Family A day early
A mix of type one and two winter climbing fun for two teenagers on Mount Taranaki.
They’d been to the summit of Mount Taranaki once before, back in January 2010 when Ed was nine and Will seven. But that had been in summer conditions via Fanthams Peak. With the July school holidays upon us I figured some time in crampons would be much more valuable than yet more screen time.
The biggest climbing challenge in these globally warming times seems to be picking the weather window. I’d been keeping an eye on the forecasts for a week or so and it looked like either Monday or Tuesday would be the best bets. The forecasts for both days were near identical. A big storm event was due to hit on Wednesday, which proved to be the case. With very thin snow and ice conditions and a snow line at about 1,550 metres on Taranaki, the avalanche risk was graded low before the storm. Post storm Taranaki and the central volcanoes were graded high, while all the south Island mountains were just moderate or considerable. So I was right about doing something before the storm at least.
Given how much the forecasts change as the days roll by I figured I’d go for the Monday, so Sunday afternoon saw us trudging up the Puffer beneath Tahurangi Lodge in patchy drizzle. The first signs of snow only started to appear as we reached the Lodge at 1,510 metres.
We were alone at the Lodge, so had plenty of room to practise roping up, prusiking, self-arrest body stance and harness and crampon installation. As we did this, outside the wind howled and sleet rattled. The first sign of an improvement was my Suunto registering a rise in barometric pressure. Then, in the early morning the wind dropped and the summit peeked through clearing cloud.
We set out at 8am as an orange sun broke through low clouds. The first couple of hundred metres were on rock and patchy snow, so I was keen that visibility was good for the boys as they became acquainted with those unfamiliar metal fangs strapped to their feet. They did well and we were soon at the bottom of the Lizard, spotting rime covered poles above.
Below the staircase before the Lizard.
I’ve been up this standard route twice before in winter but, due to the thin conditions this time, the poles were much more prominent. Swirling cirrus fingers reaching out over the summit suggested that a nice easy-to-follow handrail on the descent would be reassuring. I assumed, wrongly as we soon discovered, that the poles marked the route I’d been up before over easy terrain into the summit crater. So off we went, smashing off ever larger rime chunks as we went, so the orange tipped poles were easier to spot on our descent.
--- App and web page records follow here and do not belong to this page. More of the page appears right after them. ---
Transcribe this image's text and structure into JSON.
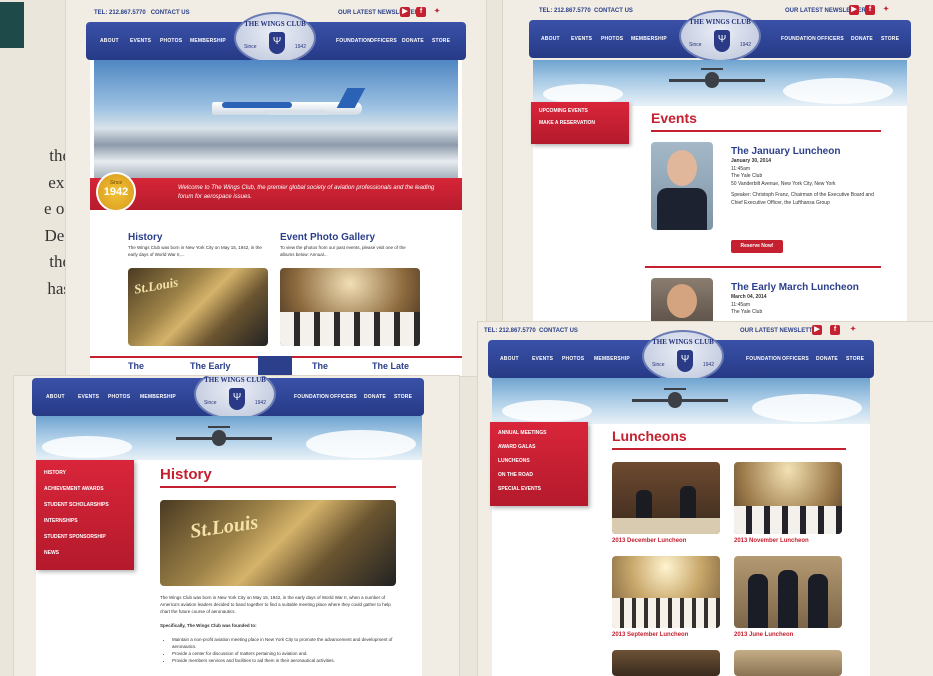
{
  "left_text": {
    "t": "T",
    "lines": [
      "the",
      "ex-",
      "e of",
      "De-",
      "the",
      "has"
    ]
  },
  "header": {
    "tel": "TEL: 212.867.5770",
    "contact": "CONTACT US",
    "newsletter": "OUR LATEST NEWSLETTER",
    "nav_left": [
      "ABOUT",
      "EVENTS",
      "PHOTOS",
      "MEMBERSHIP"
    ],
    "nav_right": [
      "FOUNDATION",
      "OFFICERS",
      "DONATE",
      "STORE"
    ],
    "logo": {
      "title": "THE WINGS CLUB",
      "since": "Since",
      "year": "1942"
    }
  },
  "home": {
    "badge_since": "Since",
    "badge_year": "1942",
    "banner": "Welcome to The Wings Club, the premier global society of aviation professionals and the leading forum for aerospace issues.",
    "history_title": "History",
    "history_text": "The Wings Club was born in New York City on May 15, 1942, in the early days of World War II,...",
    "gallery_title": "Event Photo Gallery",
    "gallery_text": "To view the photos from our past events, please visit one of the albums below: Annual...",
    "bottom_tabs": [
      "The",
      "The Early",
      "",
      "The",
      "The Late"
    ]
  },
  "events": {
    "sidebar": [
      "UPCOMING EVENTS",
      "MAKE A RESERVATION"
    ],
    "title": "Events",
    "e1": {
      "title": "The January Luncheon",
      "date": "January 30, 2014",
      "time": "11:45am",
      "venue": "The Yale Club",
      "address": "50 Vanderbilt Avenue, New York City, New York",
      "speaker": "Speaker: Christoph Franz, Chairman of the Executive Board and Chief Executive Officer, the Lufthansa Group",
      "button": "Reserve Now!"
    },
    "e2": {
      "title": "The Early March Luncheon",
      "date": "March 04, 2014",
      "time": "11:45am",
      "venue": "The Yale Club"
    }
  },
  "history_page": {
    "sidebar": [
      "HISTORY",
      "ACHIEVEMENT AWARDS",
      "STUDENT SCHOLARSHIPS",
      "INTERNSHIPS",
      "STUDENT SPONSORSHIP",
      "NEWS"
    ],
    "title": "History",
    "p1": "The Wings Club was born in New York City on May 15, 1942, in the early days of World War II, when a number of America's aviation leaders decided to band together to find a suitable meeting place where they could gather to help chart the future course of aeronautics.",
    "subhead": "Specifically, The Wings Club was founded to:",
    "bullets": [
      "Maintain a non-profit aviation meeting place in New York City to promote the advancement and development of aeronautics.",
      "Provide a center for discussion of matters pertaining to aviation and.",
      "Provide members services and facilities to aid them in their aeronautical activities."
    ]
  },
  "luncheons": {
    "sidebar": [
      "ANNUAL MEETINGS",
      "AWARD GALAS",
      "LUNCHEONS",
      "ON THE ROAD",
      "SPECIAL EVENTS"
    ],
    "title": "Luncheons",
    "captions": [
      "2013 December Luncheon",
      "2013 November Luncheon",
      "2013 September Luncheon",
      "2013 June Luncheon"
    ]
  },
  "colors": {
    "brand_blue": "#2b3f8a",
    "brand_red": "#c4202f",
    "background": "#ebe6dc"
  }
}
It wasn’t long before blue sky became white. We made steady progress free climbing and I was happy to let my teenagers do their share of step plugging. At about 2,200 metres, the gradient increased and the surface became less snow and more ice. Time to rope up and for Dad to lead.
By now visibility was poor, so it took a while for it to dawn on me that the route we were following was unfamiliar to me and leading us into some much more exposed terrain than I’d expected. I found out later that we were on the summer route, which leads up into bluffs on the Shark’s Tooth side of the crater.
At 2,470 metres I reached a snowy shelf about a metre and half wide, with ice cliffs above and below. Then the snow squalls started. Ed and Will looked somewhat unenthused and I felt a heightened burden of responsibility. So I secured them both to the base of the final pole on the route, then went ahead up an exposed little section to see what lay ahead. Just over a rise I could see further shelving leading down on to the crater floor – we were near as damnit but, in the deteriorating conditions, we all agreed that going on was not a smart idea. In such poor viz it would also be rather pointless.
But in the clouds there turned out to be a silver lining – the boys had their first encounter with pitching as I belayed them down the steepest section just beneath our turnaround point. This also challenged me – I’m not experienced at dealing with three on a rope. It took longer than any of us would have liked to execute three pitches, but now the boys know what I mean by “type two fun”.
One factor in our favour was that it wasn’t actually that cold. During our entire time on the climb our drink bladder tubes never froze up.
As the gradient eased again we quickened our descent, simil-climbing for a couple of hundred vertical metres, before shedding and packing the rope. We arrived back at the Lodge just as a big bright rainbow arched overhead. Our excursion had taken a little under seven hours – longer than anticipated, but still leaving just enough time to warm up, repack and drop the remaining 600 metres to the car before dark.
That evening type two joy kicked in as the boys tucked in to large steaks at the Black Harp in New Plymouth. We hadn’t summited, but we’d had a learning-rich day on a mountain in winter. I had to keep repeating this to myself as we drove south past the mountain next morning in perfect bluebird conditions. Tuesday would’ve been a cruisy summit day – too cruisy I reassured myself.